SS samples were mostly female “so it may just be bad luck”

R.Rocca
03-28-2021, 01:54 AM
At the 7:16 mark he discusses how “Yamnaya is incredibly homogeneous...almost inexplicably homogeneous. We have Sredni Stog samples that are right in the same group as Yamnaya so probably Yamnaya evolved from some kind of Sredni Stog culture in the Ukraine, although we haven’t found the specific male haplogroups there yet”

SS samples were mostly female “so it may just be bad luck”

Yeah, I saw that. Bummer that the Sredni Stog samples were females.

ChrisR
05-31-2021, 08:51 AM
P312 in Sicily ~2674 BC +/- 198 years

The I11443 sample's date was put at something much younger in its original published paper. From Fernandes et al. 2020:
"BU32, grave 3032 (Sicily_EBA11443, I11443). Petrous bone, C14 dated to 2279-2102 calBCE (4090±60 BP, OxA-32773)."
Given the importance of anything close to R-M269>L23(3)>L51(5)>P310,L52(6)>L151,L11(4) I wonder if such errors happen if they can be reported/corrected.

MitchellSince1893
06-04-2021, 08:03 PM
On Eurogenes, Davidski mentioned unpublished U106 showing in Single Grave Culture (SGC). If so it would go against the possibility that P312 and U106 might have gone their separate ways prior to reaching SGC.

Maybe this “simplified” map isn’t too far off after all.

https://i.pinimg.com/originals/e8/12/14/e812144a5712573876000bd01a92cedd.png

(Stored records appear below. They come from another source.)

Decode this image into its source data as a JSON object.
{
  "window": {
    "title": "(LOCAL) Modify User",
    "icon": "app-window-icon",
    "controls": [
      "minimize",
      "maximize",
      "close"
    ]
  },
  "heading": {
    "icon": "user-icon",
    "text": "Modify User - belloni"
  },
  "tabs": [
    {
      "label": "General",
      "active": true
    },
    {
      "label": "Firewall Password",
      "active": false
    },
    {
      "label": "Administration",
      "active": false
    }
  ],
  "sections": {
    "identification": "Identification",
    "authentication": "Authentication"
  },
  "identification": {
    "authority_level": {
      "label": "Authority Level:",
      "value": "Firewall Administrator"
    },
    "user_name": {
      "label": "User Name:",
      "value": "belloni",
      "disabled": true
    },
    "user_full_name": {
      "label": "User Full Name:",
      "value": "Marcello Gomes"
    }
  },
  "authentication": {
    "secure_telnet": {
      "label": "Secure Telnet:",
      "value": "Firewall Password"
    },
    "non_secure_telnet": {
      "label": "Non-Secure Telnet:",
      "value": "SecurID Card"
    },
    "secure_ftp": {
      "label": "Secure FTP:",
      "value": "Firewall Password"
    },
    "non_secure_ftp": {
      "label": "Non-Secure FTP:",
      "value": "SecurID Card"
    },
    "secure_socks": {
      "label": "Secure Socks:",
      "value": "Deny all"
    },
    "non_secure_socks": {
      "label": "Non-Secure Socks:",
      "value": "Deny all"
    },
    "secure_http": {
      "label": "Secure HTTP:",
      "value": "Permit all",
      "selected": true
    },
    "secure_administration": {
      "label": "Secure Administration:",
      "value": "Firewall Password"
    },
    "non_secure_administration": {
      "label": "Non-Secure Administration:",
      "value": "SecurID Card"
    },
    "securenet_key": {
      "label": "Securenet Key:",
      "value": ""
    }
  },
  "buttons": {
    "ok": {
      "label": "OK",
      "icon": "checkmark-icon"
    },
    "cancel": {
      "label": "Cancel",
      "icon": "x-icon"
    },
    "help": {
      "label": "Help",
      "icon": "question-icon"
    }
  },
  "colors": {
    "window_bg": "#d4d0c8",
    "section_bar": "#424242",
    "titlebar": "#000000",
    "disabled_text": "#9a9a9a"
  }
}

Dewsloth
06-04-2021, 11:15 PM
On Eurogenes, Davidski mentioned unpublished U106 showing in Single Grave Culture (SGC). If so it would go against the possibility that P312 and U106 might have gone their separate ways prior to reaching SGC.

Maybe this “simplified” map isn’t too far off after all.

Fixed the map! :biggrin1:

45012

MitchellSince1893
06-05-2021, 02:21 AM
Fixed the map! :biggrin1:

45012

It’s becoming less “simplified”. :)

In reality not all DF27 went towards Iberia, not all U152 went to Bavaria & Bohemia etc. but the general migration direction for many successful subclades from the SGC core area (e.g. across the English Channel, down the Rhone River Valley, up the Rhine River/down the Danube River, towards the Baltic) might not be too far off. And of course these weren't going to single subclade movements e.g. some DF27 may have tagged along with the L21 groups going to the Isles.